Driven by higher-bandwidth mobile networks, advanced software capabilities and other factors, the use of live video in the field to provide situational awareness is on the increase. Some mobile solutions have evolved to the point where users can stream and control multiple high-resolution video feeds over a mobile connection, which naturally lends itself to incident response.

For example, first responders equipped with mobile devices could view live video from surveillance cameras from a location while on the way to respond to an incident. With this real-time information literally in hand, fire and law enforcement can better assess the situation to determine the safest, most appropriate response. Depending on the situation, it’s conceivable that this could prevent an incident from escalating, avoid injuries or even save lives.

SIDEBAR: Getting to Know You

By definition, all mobile security apps provide basic viewing capability to view video, with most allowing access to both live and recorded video. Most are also available on multiple platforms — iOS, Android, Windows 8, etc. — allowing them to be implemented for pretty much any application.

These are the two main areas where there is little, if any, difference from one app to the next. The differences can be found in the more advanced features and functionality, which vary wildly from manufacturer to manufacturer.
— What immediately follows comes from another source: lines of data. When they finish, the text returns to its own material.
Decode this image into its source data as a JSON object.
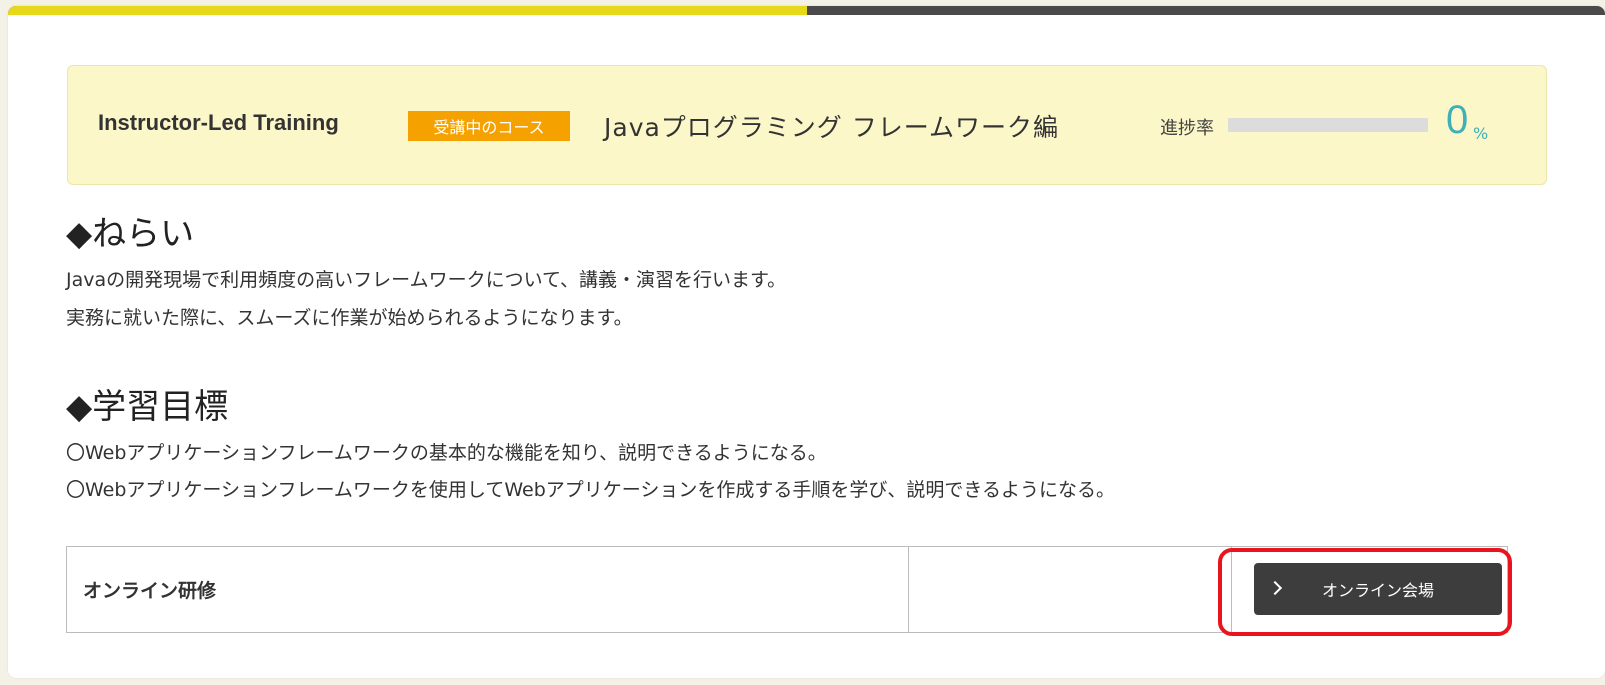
{
  "header": {
    "program_label": "Instructor-Led Training",
    "badge_label": "受講中のコース",
    "course_title": "Javaプログラミング フレームワーク編",
    "progress_label": "進捗率",
    "progress_value": "0",
    "progress_unit": "%",
    "progress_fraction": 0
  },
  "top_progress": {
    "fraction": 0.5,
    "fill_color": "#e8d81a",
    "track_color": "#4a4a4a"
  },
  "aims": {
    "heading": "◆ねらい",
    "lines": [
      "Javaの開発現場で利用頻度の高いフレームワークについて、講義・演習を行います。",
      "実務に就いた際に、スムーズに作業が始められるようになります。"
    ]
  },
  "goals": {
    "heading": "◆学習目標",
    "lines": [
      "〇Webアプリケーションフレームワークの基本的な機能を知り、説明できるようになる。",
      "〇Webアプリケーションフレームワークを使用してWebアプリケーションを作成する手順を学び、説明できるようになる。"
    ]
  },
  "session": {
    "name": "オンライン研修",
    "button_label": "オンライン会場",
    "button_icon": "chevron-right-icon"
  },
  "colors": {
    "accent": "#e8d81a",
    "badge": "#f5a100",
    "progress_teal": "#3fb0b8",
    "highlight": "#e8141e"
  }
}
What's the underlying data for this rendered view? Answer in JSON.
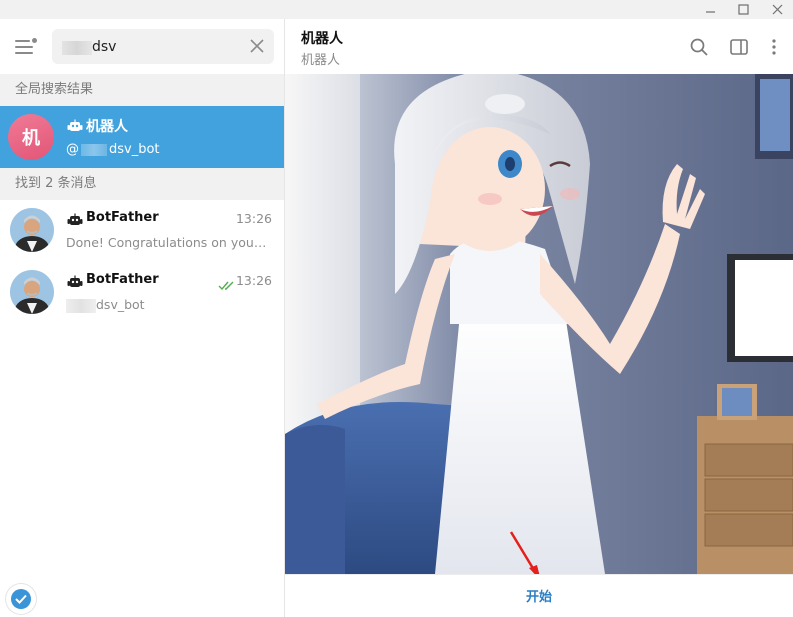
{
  "window": {
    "minimize_icon": "minimize-icon",
    "maximize_icon": "maximize-icon",
    "close_icon": "close-icon"
  },
  "sidebar": {
    "search": {
      "value": "dsv",
      "placeholder": ""
    },
    "global_results_header": "全局搜索结果",
    "global_result": {
      "avatar_letter": "机",
      "name": "机器人",
      "username_prefix": "@",
      "username_suffix": "dsv_bot"
    },
    "messages_header": "找到 2 条消息",
    "messages": [
      {
        "name": "BotFather",
        "time": "13:26",
        "preview": "Done! Congratulations on your new bot. You will find it at",
        "read": false
      },
      {
        "name": "BotFather",
        "time": "13:26",
        "preview": "dsv_bot",
        "read": true
      }
    ]
  },
  "chat": {
    "title": "机器人",
    "subtitle": "机器人",
    "start_button": "开始"
  },
  "colors": {
    "accent": "#41a2de",
    "link": "#2a7fc4",
    "read_check": "#4fae4e",
    "avatar_pink": "#e35577"
  }
}
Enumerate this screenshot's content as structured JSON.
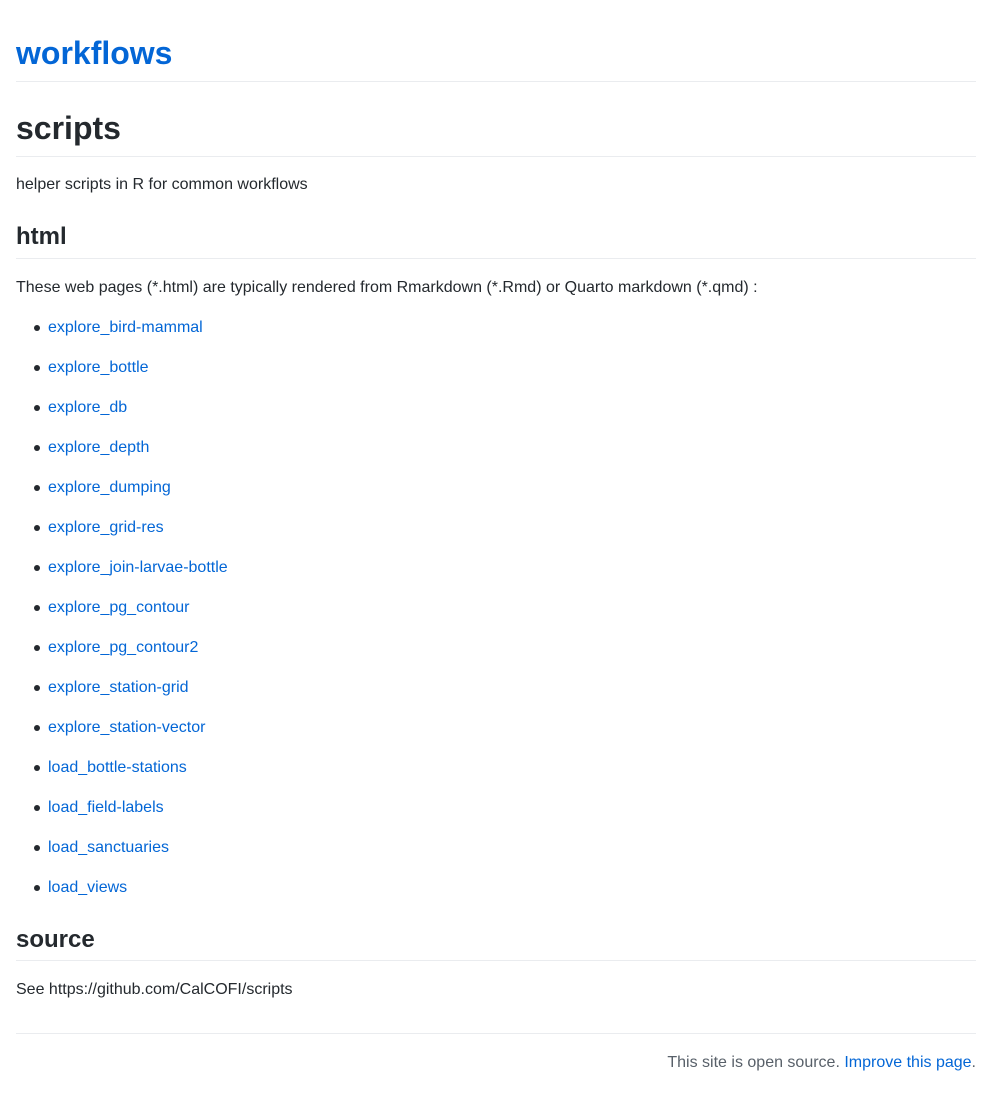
{
  "site": {
    "title": "workflows"
  },
  "page": {
    "title": "scripts",
    "intro": "helper scripts in R for common workflows"
  },
  "html_section": {
    "heading": "html",
    "description": "These web pages (*.html) are typically rendered from Rmarkdown (*.Rmd) or Quarto markdown (*.qmd) :",
    "links": [
      "explore_bird-mammal",
      "explore_bottle",
      "explore_db",
      "explore_depth",
      "explore_dumping",
      "explore_grid-res",
      "explore_join-larvae-bottle",
      "explore_pg_contour",
      "explore_pg_contour2",
      "explore_station-grid",
      "explore_station-vector",
      "load_bottle-stations",
      "load_field-labels",
      "load_sanctuaries",
      "load_views"
    ]
  },
  "source_section": {
    "heading": "source",
    "text": "See https://github.com/CalCOFI/scripts"
  },
  "footer": {
    "text": "This site is open source.",
    "link": "Improve this page",
    "end": "."
  },
  "colors": {
    "link": "#0366d6",
    "text": "#24292e",
    "muted": "#586069",
    "rule": "#eaecef"
  }
}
Many apps will deliver push notifications and provide the ability to control cameras; but these are not necessarily universal, and the means by which they are provided can be very different as well.
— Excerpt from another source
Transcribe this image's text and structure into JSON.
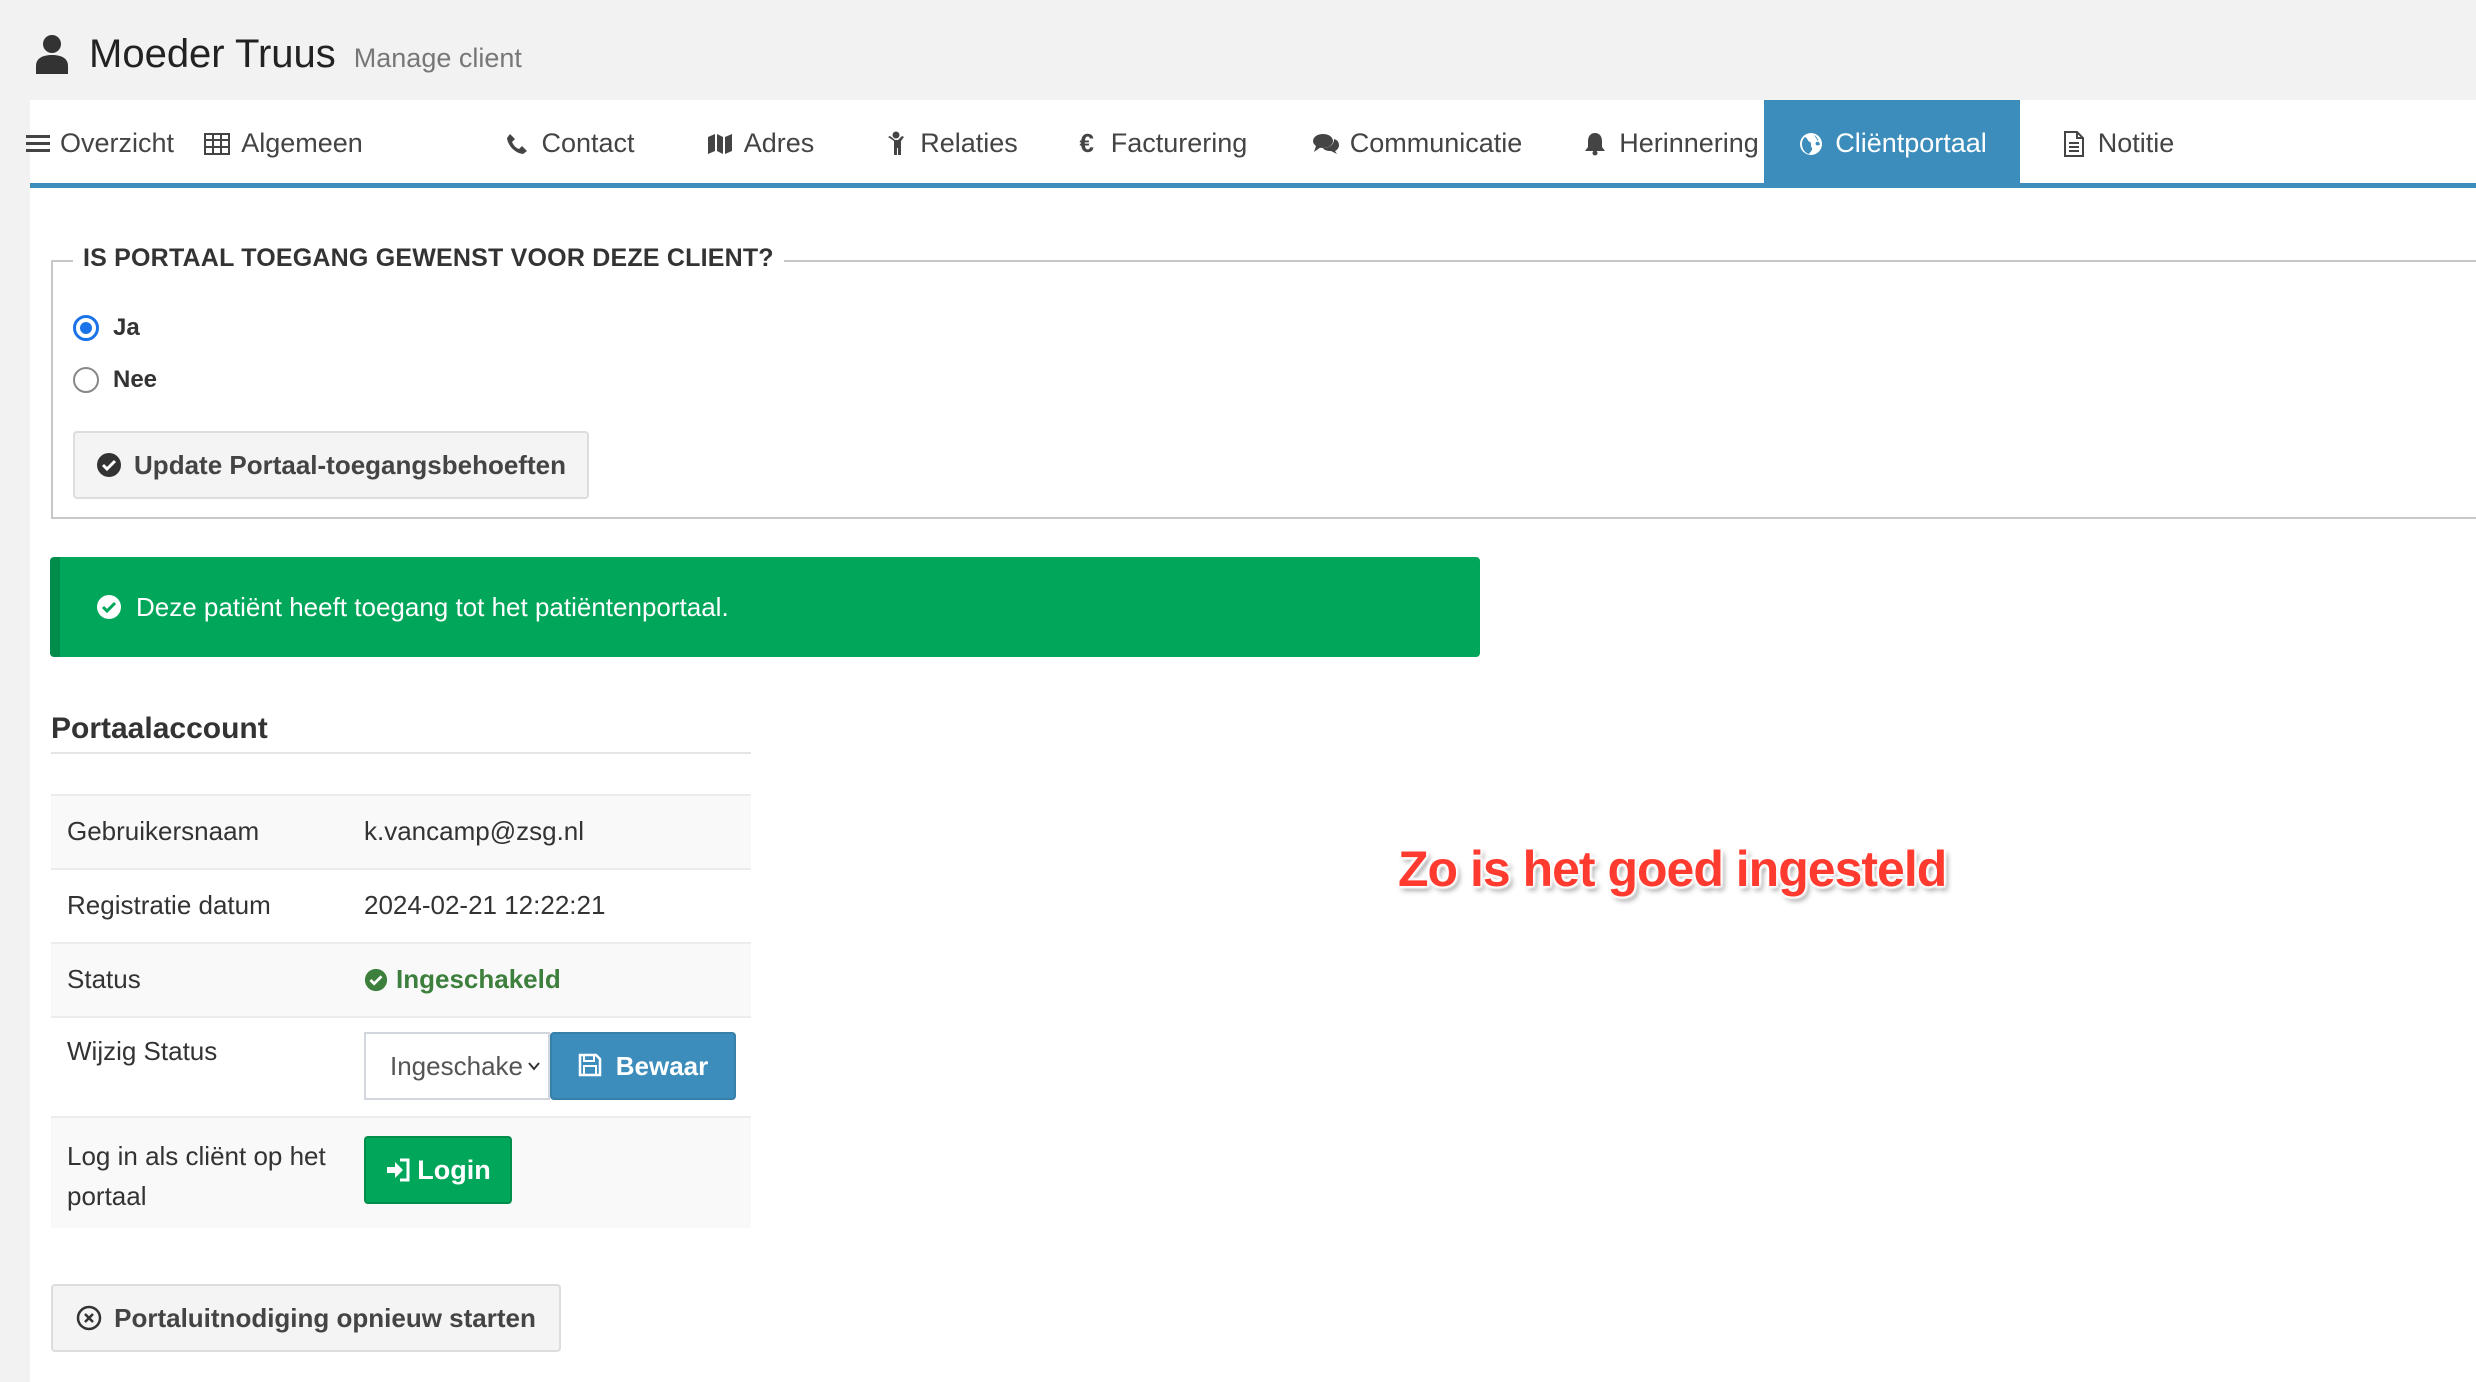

Some of the more advanced or unique capabilities mobile apps deliver include:

  • The ability to push live video to mobile devices when alarms are generated.
  • The ability to store and manage video on a mobile device.
  • Integration with other security and non-security systems.
  • Scalability to meet the needs of customers ranging from single-camera home users to enterprise security directors.
  • Number of video streams supported.
  • Intuitiveness and ease-of-use of the interface.
  • Resolution the app is capable of receiving and displaying (including the flexibility to vary frame rates and resolution to adapt to available bandwidth).
  • Security features, such as level of encryption or the ability to restrict access to the app if a device is lost or stolen.

This is by no means an exhaustive list, but rather a sampling of some of the most notable features and functions available. The many differences between offerings make it essential for dealers and integrators to familiarize themselves with the apps from the vendors whose products they sell and install. What’s important to remember is that the best way to help customers get the most of their mobile surveillance solution is not to overwhelm them with functionality but to make sure it delivers what they need for their specific application. Given the breadth and depth of available solutions, there should be something for everyone.